It's also worth noting that race may affect how people's bodies store fat, and how it affects their health. Another study has found that exercise doesn't appear to prevent obesity in black teenagers as much as it does in white ones. And Tomiyama and her team note that obesity also appears less harmful to life expectancy in black women than in white women, possibly because black women tend to have a healthier distribution of fat in the body.
Although stress was more likely to lead to weight gain in black girls, they weren't actually more stressed than white girls — in fact, they reported less stress on average, over the course of the study. Tomiyama says that finding was especially interesting to her, because "it goes against a lot of what scientists think about many black individuals' experience — we are used to talking about the many stressors that black America faces, like racism [and] limited access to resources." For instance, another recent study found that racial discrimination can lead pregnant women to give birth to lower-weight babies, probably because it makes them depressed.
Tomiyama hopes to study the issue more, but she speculates that the difference may have to do with how white and black girls report their stress — black girls may indeed have experienced more stressful-seeming events (being discriminated against, or having a parent lose a job) than white girls have, but they may not feel as stressed by them. It's also possible that black girls are less likely to report stress they do feel. In the future, though, Tomiyama would like to examine whether black people are more "psychologically resilient" than whites — whether they are able to cope better or bounce back more quickly from stress.
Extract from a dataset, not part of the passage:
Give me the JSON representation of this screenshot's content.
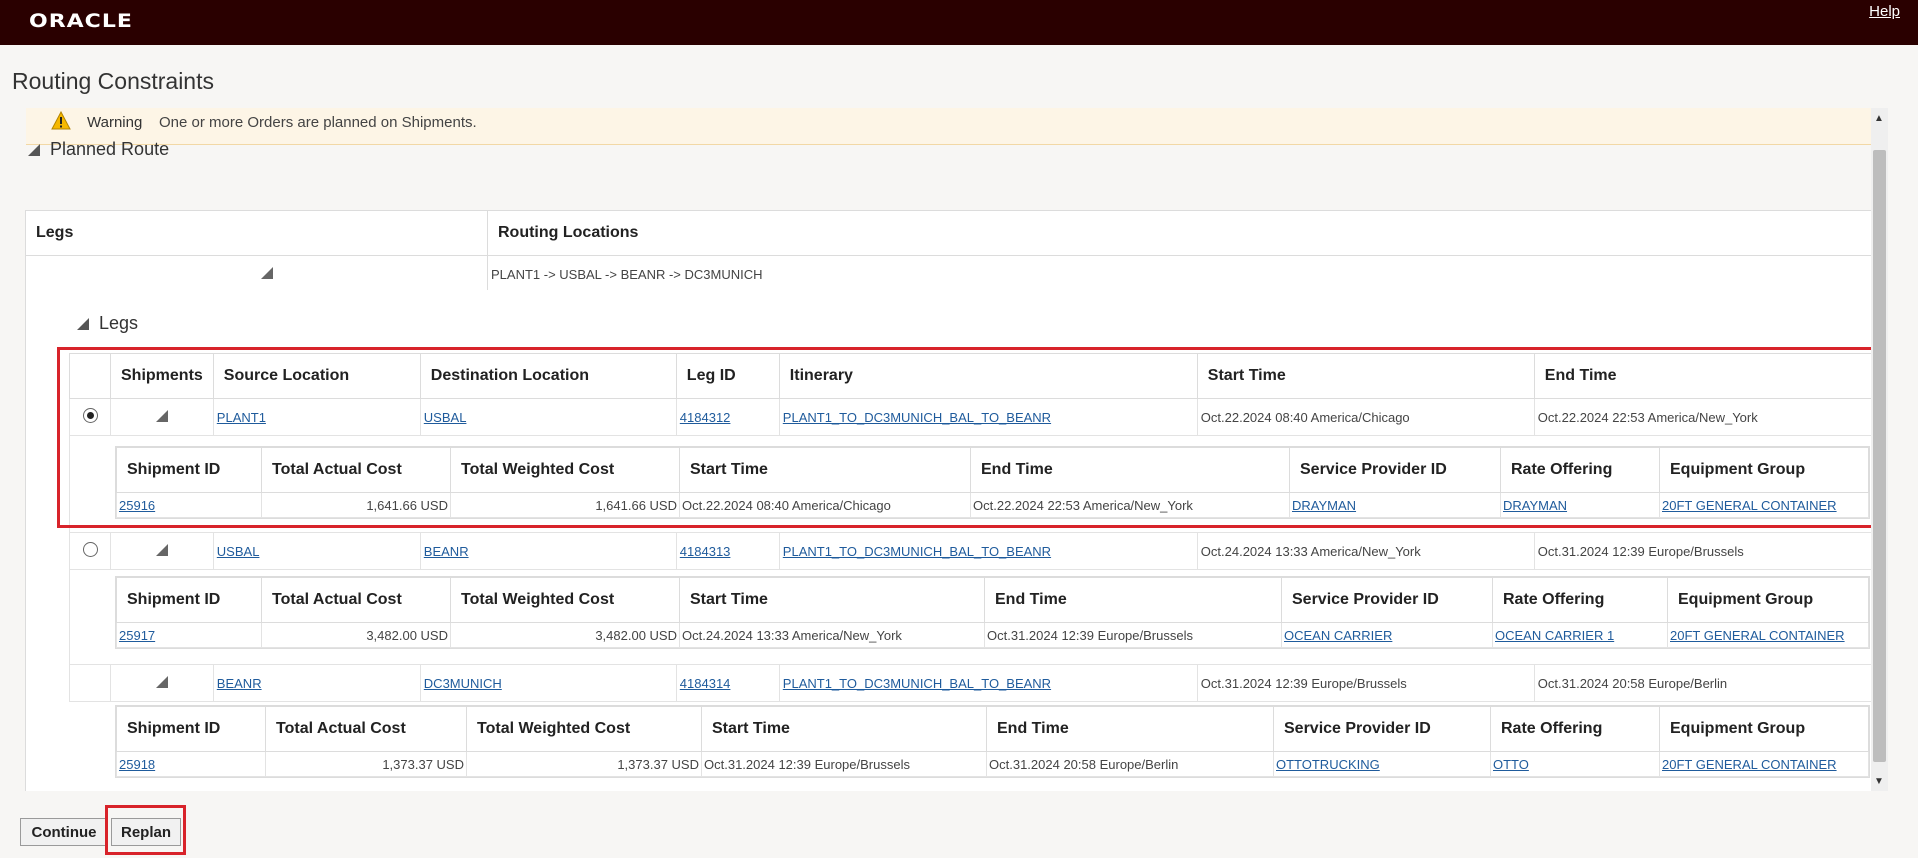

Whatever the case, Tomiyama offers a couple of possible responses to the stress-weight gain link. She notes that researchers at UCSF are studying a treatment to curb stress-related eating that's based on mindfulness techniques. She also points out, though, that "stress doesn't just affect eating — it also tends to make people exercise less, sleep worse, feel depressed." These can all cause weight gain, and all are problems in their own right. "The best interventions," Tomiyama says, "will target all the different aspects of our lives that stress invades."